Hmm, not sure where you want to go with this, as your comment doesn't particularly refute any of my points. Doesn't matter, I don't think you're going to reply, seeing how this is a tad old and you don't have actual arguments anyway ;)
OK, I'm guilty of starting the previous comment with a teaser myself... but care to elaborate?
Prepending disclaimers to everything is cumbersome, but here you go: I'm not affiliated with Google, don't have a particular interest in seeing them dominate or anything like that. I do like pointing out obvious nonsense on the internet :>
What is it you're a fanboy for?
Seriously, Google starting to charge for VP8 at some point is about as likely as Microsoft opensourcing their most recent Windows and Office.
Look at the political and corporate landscape of 20 years ago and see how many ways you can begin the sentence, "...then seemed about as likely as Microsoft opensourcing their most recent Windows and Office." It takes a teenager, or someone with a teenage mindset, to look so much in the here and now.
Well, I'm obviously too young (but teenager? not so much) to have had a good overview over the corporate landscape of 20 years ago... but I think it's pretty clear that Microsoft is as likely to opensource their products now as they were then.
Besides, even just 5 or so years are half an eternity in tech, and I think my point holds pretty well for such time scales.
The other "as likely as..." things?
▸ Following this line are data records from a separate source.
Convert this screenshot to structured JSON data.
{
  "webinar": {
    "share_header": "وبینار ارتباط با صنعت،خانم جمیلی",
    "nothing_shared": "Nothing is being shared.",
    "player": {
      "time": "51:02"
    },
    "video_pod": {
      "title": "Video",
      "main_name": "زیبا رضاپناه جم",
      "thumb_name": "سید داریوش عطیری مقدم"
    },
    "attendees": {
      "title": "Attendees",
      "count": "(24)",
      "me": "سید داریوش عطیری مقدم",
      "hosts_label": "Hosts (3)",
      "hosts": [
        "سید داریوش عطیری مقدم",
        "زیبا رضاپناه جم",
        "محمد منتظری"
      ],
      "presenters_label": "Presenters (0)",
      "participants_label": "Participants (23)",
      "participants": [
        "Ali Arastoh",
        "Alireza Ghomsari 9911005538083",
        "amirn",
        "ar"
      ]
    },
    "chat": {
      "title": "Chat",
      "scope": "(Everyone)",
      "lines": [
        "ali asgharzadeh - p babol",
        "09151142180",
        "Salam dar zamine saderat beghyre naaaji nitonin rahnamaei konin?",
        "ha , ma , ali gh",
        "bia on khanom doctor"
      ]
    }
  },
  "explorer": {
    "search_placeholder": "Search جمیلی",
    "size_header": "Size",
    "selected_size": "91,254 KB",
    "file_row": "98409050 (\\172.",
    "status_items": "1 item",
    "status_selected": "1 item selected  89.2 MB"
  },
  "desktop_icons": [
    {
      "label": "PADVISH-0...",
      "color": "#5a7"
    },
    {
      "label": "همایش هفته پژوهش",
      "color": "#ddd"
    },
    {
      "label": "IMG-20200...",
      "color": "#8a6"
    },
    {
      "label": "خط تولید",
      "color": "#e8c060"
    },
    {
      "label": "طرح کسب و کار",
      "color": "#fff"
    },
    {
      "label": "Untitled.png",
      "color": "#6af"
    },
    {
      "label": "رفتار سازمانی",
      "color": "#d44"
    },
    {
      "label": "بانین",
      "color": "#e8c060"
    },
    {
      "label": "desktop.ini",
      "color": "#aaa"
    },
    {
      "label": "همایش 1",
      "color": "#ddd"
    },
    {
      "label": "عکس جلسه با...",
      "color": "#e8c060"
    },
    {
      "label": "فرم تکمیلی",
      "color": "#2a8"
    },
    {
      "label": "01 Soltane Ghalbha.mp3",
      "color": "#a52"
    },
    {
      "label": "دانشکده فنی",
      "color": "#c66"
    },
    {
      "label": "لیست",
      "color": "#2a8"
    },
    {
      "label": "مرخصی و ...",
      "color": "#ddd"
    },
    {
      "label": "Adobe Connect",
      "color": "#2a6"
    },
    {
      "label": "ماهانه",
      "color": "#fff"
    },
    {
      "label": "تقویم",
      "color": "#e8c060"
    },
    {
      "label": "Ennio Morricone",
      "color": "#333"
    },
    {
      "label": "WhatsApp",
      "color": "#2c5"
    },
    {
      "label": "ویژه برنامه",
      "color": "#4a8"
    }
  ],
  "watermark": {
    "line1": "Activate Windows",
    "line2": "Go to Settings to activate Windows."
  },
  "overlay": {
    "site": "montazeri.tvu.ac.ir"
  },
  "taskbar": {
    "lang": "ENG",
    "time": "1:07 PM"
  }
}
Well, people claiming this for Linux (server), laptops, Myspace (later Facebook) just lack foresight. ;P
Also, Windows source code. "I meant open in precisely the way I want it to be open." Of course you did.
I was just using the common knowledge standard definition. Or would you seriously claim here and now, on a tech site, that the Windows source code is open source? And then you talk about "open exactly as I want it"...
Also, of course Google hasn't promised a blanko cheque for every user of VP8. MPEG-LA hasn't done it either for h264.
Which, after a long and complicated series of technical legal arguments, allows us to conclude that you're no safer with one than the other.
Exactly what I tried to conclude. You're not less safe with Google just because they don't give you unlimited insurance.